Work item. Reproduce all of the data word for word.

......

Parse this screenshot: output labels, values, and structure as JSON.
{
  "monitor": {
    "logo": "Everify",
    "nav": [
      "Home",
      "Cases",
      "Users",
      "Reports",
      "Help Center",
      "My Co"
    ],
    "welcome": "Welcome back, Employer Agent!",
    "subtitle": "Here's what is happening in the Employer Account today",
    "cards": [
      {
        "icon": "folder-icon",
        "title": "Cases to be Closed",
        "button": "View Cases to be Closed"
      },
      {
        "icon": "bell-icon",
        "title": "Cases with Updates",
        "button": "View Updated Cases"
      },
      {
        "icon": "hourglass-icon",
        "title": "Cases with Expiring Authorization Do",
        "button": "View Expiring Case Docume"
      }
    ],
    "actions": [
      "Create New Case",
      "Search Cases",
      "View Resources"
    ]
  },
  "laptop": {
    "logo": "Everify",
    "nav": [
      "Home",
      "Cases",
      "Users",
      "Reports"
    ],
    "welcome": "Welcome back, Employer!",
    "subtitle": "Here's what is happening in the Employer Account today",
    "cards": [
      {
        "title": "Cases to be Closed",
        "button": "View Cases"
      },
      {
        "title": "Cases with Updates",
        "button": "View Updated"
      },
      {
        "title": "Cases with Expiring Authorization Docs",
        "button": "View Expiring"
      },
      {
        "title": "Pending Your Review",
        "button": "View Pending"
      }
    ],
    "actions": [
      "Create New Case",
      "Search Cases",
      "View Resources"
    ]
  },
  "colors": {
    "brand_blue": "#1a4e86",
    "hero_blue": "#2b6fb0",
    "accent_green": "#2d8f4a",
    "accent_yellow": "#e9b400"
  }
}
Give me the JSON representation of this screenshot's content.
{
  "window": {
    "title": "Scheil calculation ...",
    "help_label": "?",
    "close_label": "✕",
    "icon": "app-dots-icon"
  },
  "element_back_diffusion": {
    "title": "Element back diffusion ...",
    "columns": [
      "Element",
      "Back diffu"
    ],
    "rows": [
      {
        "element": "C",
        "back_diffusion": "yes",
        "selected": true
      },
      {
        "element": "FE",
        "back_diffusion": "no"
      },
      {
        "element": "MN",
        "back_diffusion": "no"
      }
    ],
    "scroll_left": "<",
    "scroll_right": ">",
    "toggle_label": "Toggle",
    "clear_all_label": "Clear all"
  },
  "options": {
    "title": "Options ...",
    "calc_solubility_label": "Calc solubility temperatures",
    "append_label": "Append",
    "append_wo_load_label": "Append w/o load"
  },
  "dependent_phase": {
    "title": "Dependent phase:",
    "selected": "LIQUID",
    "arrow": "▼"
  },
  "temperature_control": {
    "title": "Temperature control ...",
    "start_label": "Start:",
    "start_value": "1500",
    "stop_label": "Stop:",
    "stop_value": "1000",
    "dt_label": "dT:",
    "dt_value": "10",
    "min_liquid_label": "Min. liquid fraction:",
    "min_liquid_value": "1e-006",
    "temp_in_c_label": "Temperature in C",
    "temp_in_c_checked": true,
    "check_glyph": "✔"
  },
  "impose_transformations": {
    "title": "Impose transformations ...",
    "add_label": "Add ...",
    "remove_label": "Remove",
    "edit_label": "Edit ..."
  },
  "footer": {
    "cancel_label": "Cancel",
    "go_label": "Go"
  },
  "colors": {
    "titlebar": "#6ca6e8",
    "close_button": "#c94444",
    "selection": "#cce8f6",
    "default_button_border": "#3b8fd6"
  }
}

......

Answer section.
Parse this screenshot: output labels, values, and structure as JSON.
{
  "monitor": {
    "logo": "Everify",
    "nav": [
      "Home",
      "Cases",
      "Users",
      "Reports",
      "Help Center",
      "My Co"
    ],
    "welcome": "Welcome back, Employer Agent!",
    "subtitle": "Here's what is happening in the Employer Account today",
    "cards": [
      {
        "icon": "folder-icon",
        "title": "Cases to be Closed",
        "button": "View Cases to be Closed"
      },
      {
        "icon": "bell-icon",
        "title": "Cases with Updates",
        "button": "View Updated Cases"
      },
      {
        "icon": "hourglass-icon",
        "title": "Cases with Expiring Authorization Do",
        "button": "View Expiring Case Docume"
      }
    ],
    "actions": [
      "Create New Case",
      "Search Cases",
      "View Resources"
    ]
  },
  "laptop": {
    "logo": "Everify",
    "nav": [
      "Home",
      "Cases",
      "Users",
      "Reports"
    ],
    "welcome": "Welcome back, Employer!",
    "subtitle": "Here's what is happening in the Employer Account today",
    "cards": [
      {
        "title": "Cases to be Closed",
        "button": "View Cases"
      },
      {
        "title": "Cases with Updates",
        "button": "View Updated"
      },
      {
        "title": "Cases with Expiring Authorization Docs",
        "button": "View Expiring"
      },
      {
        "title": "Pending Your Review",
        "button": "View Pending"
      }
    ],
    "actions": [
      "Create New Case",
      "Search Cases",
      "View Resources"
    ]
  },
  "colors": {
    "brand_blue": "#1a4e86",
    "hero_blue": "#2b6fb0",
    "accent_green": "#2d8f4a",
    "accent_yellow": "#e9b400"
  }
}
Give me the JSON representation of this screenshot's content.
{
  "window": {
    "title": "Scheil calculation ...",
    "help_label": "?",
    "close_label": "✕",
    "icon": "app-dots-icon"
  },
  "element_back_diffusion": {
    "title": "Element back diffusion ...",
    "columns": [
      "Element",
      "Back diffu"
    ],
    "rows": [
      {
        "element": "C",
        "back_diffusion": "yes",
        "selected": true
      },
      {
        "element": "FE",
        "back_diffusion": "no"
      },
      {
        "element": "MN",
        "back_diffusion": "no"
      }
    ],
    "scroll_left": "<",
    "scroll_right": ">",
    "toggle_label": "Toggle",
    "clear_all_label": "Clear all"
  },
  "options": {
    "title": "Options ...",
    "calc_solubility_label": "Calc solubility temperatures",
    "append_label": "Append",
    "append_wo_load_label": "Append w/o load"
  },
  "dependent_phase": {
    "title": "Dependent phase:",
    "selected": "LIQUID",
    "arrow": "▼"
  },
  "temperature_control": {
    "title": "Temperature control ...",
    "start_label": "Start:",
    "start_value": "1500",
    "stop_label": "Stop:",
    "stop_value": "1000",
    "dt_label": "dT:",
    "dt_value": "10",
    "min_liquid_label": "Min. liquid fraction:",
    "min_liquid_value": "1e-006",
    "temp_in_c_label": "Temperature in C",
    "temp_in_c_checked": true,
    "check_glyph": "✔"
  },
  "impose_transformations": {
    "title": "Impose transformations ...",
    "add_label": "Add ...",
    "remove_label": "Remove",
    "edit_label": "Edit ..."
  },
  "footer": {
    "cancel_label": "Cancel",
    "go_label": "Go"
  },
  "colors": {
    "titlebar": "#6ca6e8",
    "close_button": "#c94444",
    "selection": "#cce8f6",
    "default_button_border": "#3b8fd6"
  }
}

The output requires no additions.